These sectoral and policy problems, particularly those provoked by action or inaction in the world of Davos Man and Woman, are less obviously a target for CSR initiatives, until and unless more of Bill Gates's creative capitalism is unleashed. Maybe next year...
For development aficionados, here are three notes and quotes worth remembering. My last (and late) dispatch will be posted tomorrow, and will outline my main frustration at Davos this year.
On sound economic policy to deal with food security: Ernesto Zedillo, a former president of Mexico and a clear-thinking economist, cut straight to the point at a private breakfast on the food crisis. Prior speakers had so many worries (drought, volatile markets, lack of food aid, poor farming techniques, soil erosion) and so many suggestions for unlikely cooperation on what the world and developing countries need to do (seeds, technology, watershed management, more technology...) that my head was spinning. Then President Zedillo said it straight (as I imperfectly recollect it): all these problems will persist until countries get prices right. How right! Examples include distortions in agricultural markets (such as protection in industrial countries that suppresses prices and discourages production in developing countries); and biofuel mandates that recently contributed to short-run price hikes (See, for example, papers by Kim Elliott and Nora Lustig) that didn't help.
On externalities at the root of the climate change and financial crises, from the CEO of InfoSys. Nandan Nilekani: "Both these crises [financial and climate] were triggered by market failure...our failure to price natural resources into the economy...our overlooking of the 'negative externalities' in financial reporting and risk assessment...and in both these we have tried to privatize profits and socialize losses." (For more, see his Financial TimesDavos blog)
On aid effectiveness via country "ownership," from a philanthropist.
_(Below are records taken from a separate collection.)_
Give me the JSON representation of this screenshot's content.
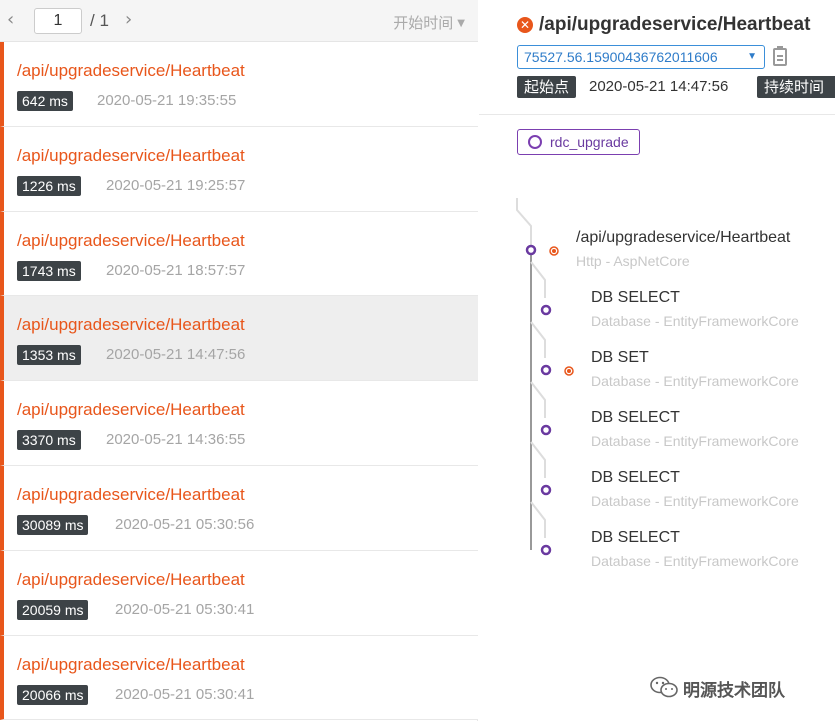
{
  "pager": {
    "prev_icon": "chevron-left",
    "page": "1",
    "total": "/ 1",
    "next_icon": "chevron-right",
    "sort_label": "开始时间",
    "sort_caret": "▼"
  },
  "traces": [
    {
      "title": "/api/upgradeservice/Heartbeat",
      "duration": "642 ms",
      "time": "2020-05-21 19:35:55"
    },
    {
      "title": "/api/upgradeservice/Heartbeat",
      "duration": "1226 ms",
      "time": "2020-05-21 19:25:57"
    },
    {
      "title": "/api/upgradeservice/Heartbeat",
      "duration": "1743 ms",
      "time": "2020-05-21 18:57:57"
    },
    {
      "title": "/api/upgradeservice/Heartbeat",
      "duration": "1353 ms",
      "time": "2020-05-21 14:47:56"
    },
    {
      "title": "/api/upgradeservice/Heartbeat",
      "duration": "3370 ms",
      "time": "2020-05-21 14:36:55"
    },
    {
      "title": "/api/upgradeservice/Heartbeat",
      "duration": "30089 ms",
      "time": "2020-05-21 05:30:56"
    },
    {
      "title": "/api/upgradeservice/Heartbeat",
      "duration": "20059 ms",
      "time": "2020-05-21 05:30:41"
    },
    {
      "title": "/api/upgradeservice/Heartbeat",
      "duration": "20066 ms",
      "time": "2020-05-21 05:30:41"
    }
  ],
  "detail": {
    "error_icon": "✕",
    "title": "/api/upgradeservice/Heartbeat",
    "trace_id": "75527.56.15900436762011606",
    "trace_caret": "▼",
    "start_label": "起始点",
    "start_time": "2020-05-21 14:47:56",
    "duration_label": "持续时间",
    "service": "rdc_upgrade",
    "spans": [
      {
        "name": "/api/upgradeservice/Heartbeat",
        "component": "Http - AspNetCore",
        "error": true
      },
      {
        "name": "DB SELECT",
        "component": "Database - EntityFrameworkCore",
        "error": false
      },
      {
        "name": "DB SET",
        "component": "Database - EntityFrameworkCore",
        "error": true
      },
      {
        "name": "DB SELECT",
        "component": "Database - EntityFrameworkCore",
        "error": false
      },
      {
        "name": "DB SELECT",
        "component": "Database - EntityFrameworkCore",
        "error": false
      },
      {
        "name": "DB SELECT",
        "component": "Database - EntityFrameworkCore",
        "error": false
      }
    ]
  },
  "watermark": "明源技术团队",
  "colors": {
    "accent_error": "#e8561b",
    "badge_bg": "#3d4347",
    "service_purple": "#7b3fb0",
    "select_blue": "#3b8fd9",
    "selected_row_bg": "#eeeeee"
  }
}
Melinda Gates said in an online interview from Davos that malaria is down by 60 percent in some countries "because of the way donors have aligned with the governments." Bravo. Official donor resolve to address longstanding failings has reached the top leadership at the Bill and Melinda Gates Foundation.
World Bank chief economist Justin Lin endorsed charges for CO2 emissions in a keynote address at the 10th anniversary conference of the Global Development Network being held in Kuwait. Speaking in an ornate marble hall at the Arab Fund for Economic and Social Development following an address by Mohammed Al-Sabah, Kuwait’s Minister of Foreign Affairs, Lin said that he recognized that such a call might not be politically correct in the oil-rich state. Nonetheless, Lin, a Chinese national, made it clear that he believes that action is needed to avert very rapid climate change. According to the GDN conference blog.
Lin also called for research into the possibility of insuring poor, oil-consuming countries against price shocks and argued that action was called for to create a price mechanism to prevent a potential climate change “tipping point”.
It remains to be seen whether Lin’s views have implications for the design of the World Bank’s Clean Technology Fund. (See David Wheeler and Joel Meister’s recent post for an update on this ongoing controversy, and related CGD policy research and analysis).